Ronald Blythe finds magic in the sound of carols on a frosty day
RETURNING from the Advent carol service, there was an added sharpness to the air as we drove down the ancient track to the farmhouse. It was as though a jewelled addition to the forthcoming Christmas music was sounding in the still-leaved trees. The perfection of Charles Wesley’s “Come thou long expected Jesus” hung in the air like a great longing for God. The compression of so much theology and poetry and music into 16 lines became a kind of magic.
The season is both enchanting and frightening. The church year begins with exquisite joy and also terror: Christmas is coming, but so is the day of judgement. I am somehow consoled by lines such as: “So, when thou comest at the last, And earth’s long history is past, May we be set at thy right hand, And with thine own in glory stand.”
Except that these confusions and certainties are now a kind of theological poetry, a past music which one would have to be a first-century George Herbert to understand.
Meanwhile, the horses have been sheltering in the stable on Duncan’s farm, and I, too, find places out of a chilly wind to start the pre-Christmas clearing in the garden.

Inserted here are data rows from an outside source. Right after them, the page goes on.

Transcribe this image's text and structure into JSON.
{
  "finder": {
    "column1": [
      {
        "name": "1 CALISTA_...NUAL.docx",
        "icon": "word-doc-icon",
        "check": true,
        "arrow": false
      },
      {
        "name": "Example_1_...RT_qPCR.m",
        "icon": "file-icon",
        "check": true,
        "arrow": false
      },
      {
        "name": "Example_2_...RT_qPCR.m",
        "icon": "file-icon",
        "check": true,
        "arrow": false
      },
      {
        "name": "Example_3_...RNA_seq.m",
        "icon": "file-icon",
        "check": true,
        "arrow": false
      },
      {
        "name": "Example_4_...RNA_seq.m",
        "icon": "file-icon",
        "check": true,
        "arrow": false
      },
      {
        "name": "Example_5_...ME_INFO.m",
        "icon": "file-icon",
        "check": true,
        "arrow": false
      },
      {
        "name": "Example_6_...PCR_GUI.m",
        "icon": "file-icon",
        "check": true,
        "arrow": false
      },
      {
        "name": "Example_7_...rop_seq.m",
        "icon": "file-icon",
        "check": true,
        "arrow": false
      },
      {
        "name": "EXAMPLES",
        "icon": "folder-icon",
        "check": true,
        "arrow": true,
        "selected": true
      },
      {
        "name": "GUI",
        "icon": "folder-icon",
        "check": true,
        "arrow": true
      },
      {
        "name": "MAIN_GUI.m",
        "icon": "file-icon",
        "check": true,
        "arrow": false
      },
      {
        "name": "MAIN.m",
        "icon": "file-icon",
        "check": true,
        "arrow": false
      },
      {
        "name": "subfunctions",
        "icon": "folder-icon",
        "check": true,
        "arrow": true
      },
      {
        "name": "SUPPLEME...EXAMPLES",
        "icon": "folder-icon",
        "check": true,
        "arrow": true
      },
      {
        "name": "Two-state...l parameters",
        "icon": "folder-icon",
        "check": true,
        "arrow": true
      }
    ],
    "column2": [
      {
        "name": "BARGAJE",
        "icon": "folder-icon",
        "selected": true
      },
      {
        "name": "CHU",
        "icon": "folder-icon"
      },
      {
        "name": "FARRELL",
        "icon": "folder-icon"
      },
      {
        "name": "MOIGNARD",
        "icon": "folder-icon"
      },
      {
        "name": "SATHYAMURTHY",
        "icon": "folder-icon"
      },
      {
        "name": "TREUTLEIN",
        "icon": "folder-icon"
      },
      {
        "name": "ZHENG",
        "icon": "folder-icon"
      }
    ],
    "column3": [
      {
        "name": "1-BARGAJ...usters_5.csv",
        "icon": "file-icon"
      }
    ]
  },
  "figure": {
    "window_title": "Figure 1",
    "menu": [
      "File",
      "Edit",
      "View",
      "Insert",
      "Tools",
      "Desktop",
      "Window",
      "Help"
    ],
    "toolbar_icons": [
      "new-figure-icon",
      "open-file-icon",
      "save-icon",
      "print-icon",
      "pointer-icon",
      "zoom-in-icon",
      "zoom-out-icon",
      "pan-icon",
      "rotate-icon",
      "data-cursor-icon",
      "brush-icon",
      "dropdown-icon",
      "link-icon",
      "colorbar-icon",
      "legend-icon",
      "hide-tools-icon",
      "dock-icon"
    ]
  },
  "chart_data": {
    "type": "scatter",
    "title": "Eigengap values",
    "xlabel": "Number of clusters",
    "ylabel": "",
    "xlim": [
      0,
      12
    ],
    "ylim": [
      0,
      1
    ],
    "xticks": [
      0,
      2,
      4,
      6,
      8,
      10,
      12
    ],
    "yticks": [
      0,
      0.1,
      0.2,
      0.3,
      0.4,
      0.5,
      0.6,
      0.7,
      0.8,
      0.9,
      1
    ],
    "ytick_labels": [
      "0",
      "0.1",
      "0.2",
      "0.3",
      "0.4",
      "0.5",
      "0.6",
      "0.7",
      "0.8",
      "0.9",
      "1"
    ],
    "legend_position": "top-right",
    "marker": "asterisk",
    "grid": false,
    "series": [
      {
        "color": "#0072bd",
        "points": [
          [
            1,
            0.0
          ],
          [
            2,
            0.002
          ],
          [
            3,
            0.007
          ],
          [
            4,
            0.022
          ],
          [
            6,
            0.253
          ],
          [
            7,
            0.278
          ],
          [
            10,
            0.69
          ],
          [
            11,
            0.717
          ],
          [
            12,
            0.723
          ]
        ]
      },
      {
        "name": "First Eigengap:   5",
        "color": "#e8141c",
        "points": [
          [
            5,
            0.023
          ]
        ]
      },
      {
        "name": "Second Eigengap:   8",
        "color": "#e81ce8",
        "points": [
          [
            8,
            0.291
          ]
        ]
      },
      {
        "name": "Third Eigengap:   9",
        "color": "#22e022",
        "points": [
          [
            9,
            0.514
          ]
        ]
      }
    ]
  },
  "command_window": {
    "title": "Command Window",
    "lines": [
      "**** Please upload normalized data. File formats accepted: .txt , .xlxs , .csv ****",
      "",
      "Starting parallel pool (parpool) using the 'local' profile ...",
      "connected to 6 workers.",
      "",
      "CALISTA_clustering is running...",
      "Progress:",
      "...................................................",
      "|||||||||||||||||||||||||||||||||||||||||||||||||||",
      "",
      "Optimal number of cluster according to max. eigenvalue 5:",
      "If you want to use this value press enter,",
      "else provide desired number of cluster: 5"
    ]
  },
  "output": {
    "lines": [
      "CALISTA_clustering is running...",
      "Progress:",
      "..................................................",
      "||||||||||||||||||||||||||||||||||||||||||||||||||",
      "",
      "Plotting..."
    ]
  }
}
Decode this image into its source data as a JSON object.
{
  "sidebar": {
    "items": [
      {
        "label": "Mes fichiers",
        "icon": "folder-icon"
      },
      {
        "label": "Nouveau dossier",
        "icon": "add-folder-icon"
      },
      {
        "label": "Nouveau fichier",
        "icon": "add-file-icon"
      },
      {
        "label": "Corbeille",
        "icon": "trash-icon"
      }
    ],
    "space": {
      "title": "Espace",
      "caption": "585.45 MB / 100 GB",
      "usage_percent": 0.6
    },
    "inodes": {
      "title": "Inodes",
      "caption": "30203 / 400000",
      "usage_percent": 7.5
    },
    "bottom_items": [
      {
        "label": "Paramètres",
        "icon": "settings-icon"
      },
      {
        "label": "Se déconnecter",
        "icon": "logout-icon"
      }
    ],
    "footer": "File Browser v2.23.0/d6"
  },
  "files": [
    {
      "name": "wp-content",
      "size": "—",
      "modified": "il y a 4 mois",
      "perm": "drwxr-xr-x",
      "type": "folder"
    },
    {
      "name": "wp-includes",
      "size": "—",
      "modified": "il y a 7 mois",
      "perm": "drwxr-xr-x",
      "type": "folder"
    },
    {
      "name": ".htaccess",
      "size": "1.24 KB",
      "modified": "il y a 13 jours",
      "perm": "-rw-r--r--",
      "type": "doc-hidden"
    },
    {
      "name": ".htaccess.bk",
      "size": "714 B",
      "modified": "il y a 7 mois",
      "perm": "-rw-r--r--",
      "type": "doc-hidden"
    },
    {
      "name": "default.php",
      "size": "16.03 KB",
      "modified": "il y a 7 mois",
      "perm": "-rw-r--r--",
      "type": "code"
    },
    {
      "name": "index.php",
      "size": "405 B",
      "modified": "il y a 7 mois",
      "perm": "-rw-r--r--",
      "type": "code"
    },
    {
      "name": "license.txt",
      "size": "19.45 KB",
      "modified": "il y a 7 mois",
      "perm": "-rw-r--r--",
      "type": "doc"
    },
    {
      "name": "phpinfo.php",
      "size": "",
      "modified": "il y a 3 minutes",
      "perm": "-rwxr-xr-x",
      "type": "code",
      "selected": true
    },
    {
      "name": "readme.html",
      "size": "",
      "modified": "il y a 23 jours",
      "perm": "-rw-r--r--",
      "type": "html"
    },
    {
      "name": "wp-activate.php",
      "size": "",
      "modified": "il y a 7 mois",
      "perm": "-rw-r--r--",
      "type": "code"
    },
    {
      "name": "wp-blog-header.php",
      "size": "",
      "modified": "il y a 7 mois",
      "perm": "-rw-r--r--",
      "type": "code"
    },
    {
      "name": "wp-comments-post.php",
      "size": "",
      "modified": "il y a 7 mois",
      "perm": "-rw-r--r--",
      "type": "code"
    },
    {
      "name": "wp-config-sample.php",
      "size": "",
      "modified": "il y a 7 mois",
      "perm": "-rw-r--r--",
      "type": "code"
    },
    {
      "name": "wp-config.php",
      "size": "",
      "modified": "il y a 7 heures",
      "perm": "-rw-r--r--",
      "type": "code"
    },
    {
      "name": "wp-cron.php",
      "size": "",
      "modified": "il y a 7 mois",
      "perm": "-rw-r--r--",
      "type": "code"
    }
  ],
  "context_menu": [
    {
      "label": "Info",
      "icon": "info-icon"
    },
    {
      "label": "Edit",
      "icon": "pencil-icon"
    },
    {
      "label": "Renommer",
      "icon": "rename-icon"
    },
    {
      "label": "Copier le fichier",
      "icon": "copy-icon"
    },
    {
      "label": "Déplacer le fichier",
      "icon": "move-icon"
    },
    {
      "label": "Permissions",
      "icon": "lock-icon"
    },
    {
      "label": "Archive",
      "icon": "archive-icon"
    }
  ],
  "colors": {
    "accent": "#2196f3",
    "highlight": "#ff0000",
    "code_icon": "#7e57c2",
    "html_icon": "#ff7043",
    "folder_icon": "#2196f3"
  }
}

The sky is pale, and at night the car lights seem to pierce an infinity of cold — and there is more to come. The cats have made up their minds to sleep all this out. They like fresh bowls of water, and a ceaseless supply of biscuits. And endless cosiness, of course.
I begin to draw out a new book — just a few lines, as we used to say in our childhood letters. Just a few lines to Australia or New York. Just a few lines to me from people who are saying “Don’t expect too much.” Including a new race of correspondents who no longer put pen to paper. But a few lines from my dear novelist friend; her wit runs ahead of her pen because she has so much to tell me, and I her. Life entertains her — sometimes bewilderingly, mostly lovingly. She is to be a guest at one of the Oxford colleges at Christmas. I believe that this act of worship was first devised at Salisbury in 1918. If not, no letters, please.
When I was a boy, we spoke to relations in Australia on the phone. It cost £1 a minute, and there were such frightening sounds that we could hardly get out a greeting. We were like letter-writers who filled the page with just a few lines. “Is it snowing?” the Australians would ask. “No.” Usually it snows in East Anglia only on Christmas cards.
It was Queen Victoria’s husband, Prince Albert, and the novelist Charles Dickens, who between them laid the foundation of our present holiday. What they practised miraculously survives. The sounds we have are bells in the church tower, and the till in the market town, which provides an acceptable music.
Back home, on the mantelpiece, there is a plaster group travelling to Bethlehem: a man with a bag of carpenters tools, and a pregnant woman on a donkey. This ornament was called a fairing. It was something won at a coconut shy. All my life this homeless couple have looked for sanctuary as they travel on through the Christmas cards.